Everywhere Stories: Short Fiction from a Small PlanetVolume III is now available for pre-order. Like the earlier volumes, this book includes 20 short stories by 20 writers set in 20 countries. Mark Jacobs’s story is set in Côte d’Ivoire.
A former U.S. foreign service officer, Mark Jacobs has published 129 stories in magazines including The Atlantic, Playboy, The Baffler, The Kenyon Review, and The Southern Review. His story “How Birds Communicate” won The Iowa Review fiction prize. He has stories forthcoming in several magazines including The Hudson Review. His story “Dream State” won the Dr. T.J. Eckleburg Kafka Prize. His five books include A Handful of Kings, published by Simon and Shuster, and Stone Cowboy, by Soho Press, which won the Maria Thomas Award. His website can be found at http://www.markjacobsauthor.com.

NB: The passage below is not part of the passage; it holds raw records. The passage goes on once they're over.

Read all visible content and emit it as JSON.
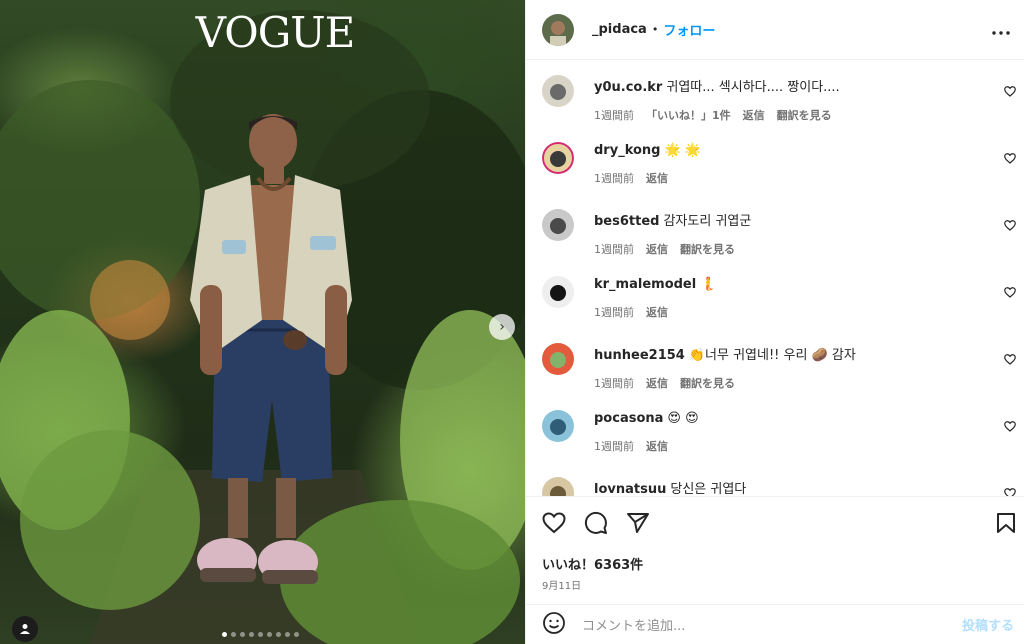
{
  "photo": {
    "magazine_logo": "VOGUE",
    "slide_count": 9,
    "active_slide": 1
  },
  "header": {
    "username": "_pidaca",
    "separator": "•",
    "follow_label": "フォロー",
    "more_icon": "more-horizontal-icon"
  },
  "comments": [
    {
      "user": "y0u.co.kr",
      "text": "귀엽따... 섹시하다.... 짱이다....",
      "time": "1週間前",
      "likes": "「いいね！」1件",
      "reply": "返信",
      "translate": "翻訳を見る",
      "avatar_colors": [
        "#d9d4c8",
        "#6a6a6a"
      ]
    },
    {
      "user": "dry_kong",
      "text": "🌟 🌟",
      "time": "1週間前",
      "reply": "返信",
      "avatar_colors": [
        "#e7d3a0",
        "#3a3a3a"
      ],
      "story_ring": true
    },
    {
      "user": "bes6tted",
      "text": "감자도리 귀엽군",
      "time": "1週間前",
      "reply": "返信",
      "translate": "翻訳を見る",
      "avatar_colors": [
        "#c9c9c9",
        "#4a4a4a"
      ]
    },
    {
      "user": "kr_malemodel",
      "text": "🧜",
      "time": "1週間前",
      "reply": "返信",
      "avatar_colors": [
        "#eeeeee",
        "#141414"
      ]
    },
    {
      "user": "hunhee2154",
      "text": "👏너무 귀엽네!! 우리 🥔 감자",
      "time": "1週間前",
      "reply": "返信",
      "translate": "翻訳を見る",
      "avatar_colors": [
        "#e35a3c",
        "#83b36a"
      ]
    },
    {
      "user": "pocasona",
      "text": "😍 😍",
      "time": "1週間前",
      "reply": "返信",
      "avatar_colors": [
        "#8ac3d9",
        "#2f5d77"
      ]
    },
    {
      "user": "lovnatsuu",
      "text": "당신은 귀엽다",
      "time": "",
      "reply": "",
      "avatar_colors": [
        "#d7c7a3",
        "#6b5b3a"
      ]
    }
  ],
  "actions": {
    "like_icon": "heart-icon",
    "comment_icon": "comment-icon",
    "share_icon": "send-icon",
    "save_icon": "bookmark-icon",
    "likes_text": "いいね！6363件",
    "date": "9月11日"
  },
  "add_comment": {
    "emoji_icon": "emoji-icon",
    "placeholder": "コメントを追加...",
    "post_label": "投稿する"
  },
  "colors": {
    "accent": "#0095f6",
    "post_disabled": "#b2dffc",
    "muted": "#737373"
  }
}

Comment on “Getting Out”: During several visits to Africa, I ran into Lebanese who were living and working in countries that were and were not their own. In some cases, they were born in Africa, like the principal characters in “Getting Out,” who were born in Côte d’Ivoire. But they retained their Arabic, their French, even if they learned indigenous languages. And they retained their cultural identity as Lebanese. It struck me as a condition of permanent exile. Their experience was quite different from that of my father’s family, who emigrated to the United States in the early years of the twentieth century. In the course of a generation, the Jacobs family lost most of their Arabic at a rate roughly commensurate with their adoption of a new identity as Americans. But the line that reverberates in the memory of Anton Khoury— “The Lebanese are Phoenicians, the Lebanese are traders”—reverberates in mine, too. In Anton’s case, it belonged to his grandfather. In my case, it was something my father, Tom Jacobs, used to say.